#### TASK DIRECTIONS:
Your result will be the set of lines with "Nieobecność", copied from the material below.
--*--
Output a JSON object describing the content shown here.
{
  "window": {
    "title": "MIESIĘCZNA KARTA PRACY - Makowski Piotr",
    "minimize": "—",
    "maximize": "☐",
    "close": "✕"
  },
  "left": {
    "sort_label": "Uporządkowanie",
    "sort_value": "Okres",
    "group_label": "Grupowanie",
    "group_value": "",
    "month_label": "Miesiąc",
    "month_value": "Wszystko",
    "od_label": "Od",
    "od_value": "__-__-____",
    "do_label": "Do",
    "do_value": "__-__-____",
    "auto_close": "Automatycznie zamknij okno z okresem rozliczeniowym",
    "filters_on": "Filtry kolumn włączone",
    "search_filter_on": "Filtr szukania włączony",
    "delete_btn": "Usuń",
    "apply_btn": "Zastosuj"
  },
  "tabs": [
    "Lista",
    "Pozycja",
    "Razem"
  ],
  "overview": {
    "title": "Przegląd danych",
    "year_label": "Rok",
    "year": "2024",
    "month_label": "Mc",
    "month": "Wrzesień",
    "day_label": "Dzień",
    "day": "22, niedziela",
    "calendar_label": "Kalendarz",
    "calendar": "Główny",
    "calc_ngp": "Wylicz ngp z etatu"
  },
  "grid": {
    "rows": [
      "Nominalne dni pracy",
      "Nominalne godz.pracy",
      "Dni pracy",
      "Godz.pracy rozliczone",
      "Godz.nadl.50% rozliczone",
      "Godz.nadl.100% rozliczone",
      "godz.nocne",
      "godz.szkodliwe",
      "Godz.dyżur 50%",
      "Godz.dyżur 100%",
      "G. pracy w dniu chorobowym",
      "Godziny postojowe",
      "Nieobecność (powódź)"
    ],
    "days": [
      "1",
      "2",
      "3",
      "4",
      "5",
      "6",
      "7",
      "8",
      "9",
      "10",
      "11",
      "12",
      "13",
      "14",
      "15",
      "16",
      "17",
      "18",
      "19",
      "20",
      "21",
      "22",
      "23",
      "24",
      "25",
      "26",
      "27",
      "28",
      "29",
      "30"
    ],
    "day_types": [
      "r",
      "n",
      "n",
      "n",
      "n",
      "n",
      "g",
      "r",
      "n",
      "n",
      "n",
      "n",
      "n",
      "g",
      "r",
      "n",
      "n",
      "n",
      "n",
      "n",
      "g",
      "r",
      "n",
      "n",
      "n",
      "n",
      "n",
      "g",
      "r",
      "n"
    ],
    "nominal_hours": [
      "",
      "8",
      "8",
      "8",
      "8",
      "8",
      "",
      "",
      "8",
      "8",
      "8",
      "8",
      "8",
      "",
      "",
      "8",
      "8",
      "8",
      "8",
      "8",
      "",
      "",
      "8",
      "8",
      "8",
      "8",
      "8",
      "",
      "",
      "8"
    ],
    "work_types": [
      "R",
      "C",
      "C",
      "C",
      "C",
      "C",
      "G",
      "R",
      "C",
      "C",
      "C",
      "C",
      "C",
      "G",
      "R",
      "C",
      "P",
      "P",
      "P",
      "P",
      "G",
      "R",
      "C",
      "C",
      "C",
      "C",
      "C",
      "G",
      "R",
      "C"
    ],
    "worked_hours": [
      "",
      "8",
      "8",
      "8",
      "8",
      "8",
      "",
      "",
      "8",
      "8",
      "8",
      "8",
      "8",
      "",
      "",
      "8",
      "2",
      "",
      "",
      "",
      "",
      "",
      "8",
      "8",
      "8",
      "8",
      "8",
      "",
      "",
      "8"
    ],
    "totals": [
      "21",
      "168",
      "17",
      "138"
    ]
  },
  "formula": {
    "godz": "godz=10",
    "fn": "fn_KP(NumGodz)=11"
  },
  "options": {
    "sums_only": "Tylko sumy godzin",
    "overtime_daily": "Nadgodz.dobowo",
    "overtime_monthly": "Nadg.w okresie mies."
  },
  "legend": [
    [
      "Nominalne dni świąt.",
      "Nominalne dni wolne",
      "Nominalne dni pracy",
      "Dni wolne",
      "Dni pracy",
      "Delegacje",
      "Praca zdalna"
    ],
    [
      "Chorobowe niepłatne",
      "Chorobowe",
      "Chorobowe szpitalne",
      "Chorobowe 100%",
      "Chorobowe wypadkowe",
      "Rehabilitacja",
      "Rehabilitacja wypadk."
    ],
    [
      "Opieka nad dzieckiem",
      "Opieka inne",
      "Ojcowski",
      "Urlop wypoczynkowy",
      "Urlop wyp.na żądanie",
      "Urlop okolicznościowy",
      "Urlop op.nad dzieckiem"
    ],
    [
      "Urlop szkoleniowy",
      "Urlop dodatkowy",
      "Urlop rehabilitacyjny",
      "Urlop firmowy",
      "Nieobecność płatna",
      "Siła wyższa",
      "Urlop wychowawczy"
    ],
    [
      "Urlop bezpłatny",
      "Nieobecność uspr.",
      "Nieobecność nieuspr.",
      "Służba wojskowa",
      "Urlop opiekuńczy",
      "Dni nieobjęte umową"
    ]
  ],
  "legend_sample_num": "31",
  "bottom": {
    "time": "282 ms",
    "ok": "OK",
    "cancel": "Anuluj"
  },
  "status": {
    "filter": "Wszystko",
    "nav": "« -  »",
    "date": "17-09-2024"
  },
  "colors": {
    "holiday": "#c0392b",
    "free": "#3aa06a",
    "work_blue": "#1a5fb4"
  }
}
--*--
#### ANSWER TO THIS TASK:
      "Nieobecność (powódź)"
      "Nieobecność płatna",
      "Nieobecność uspr.",
      "Nieobecność nieuspr.",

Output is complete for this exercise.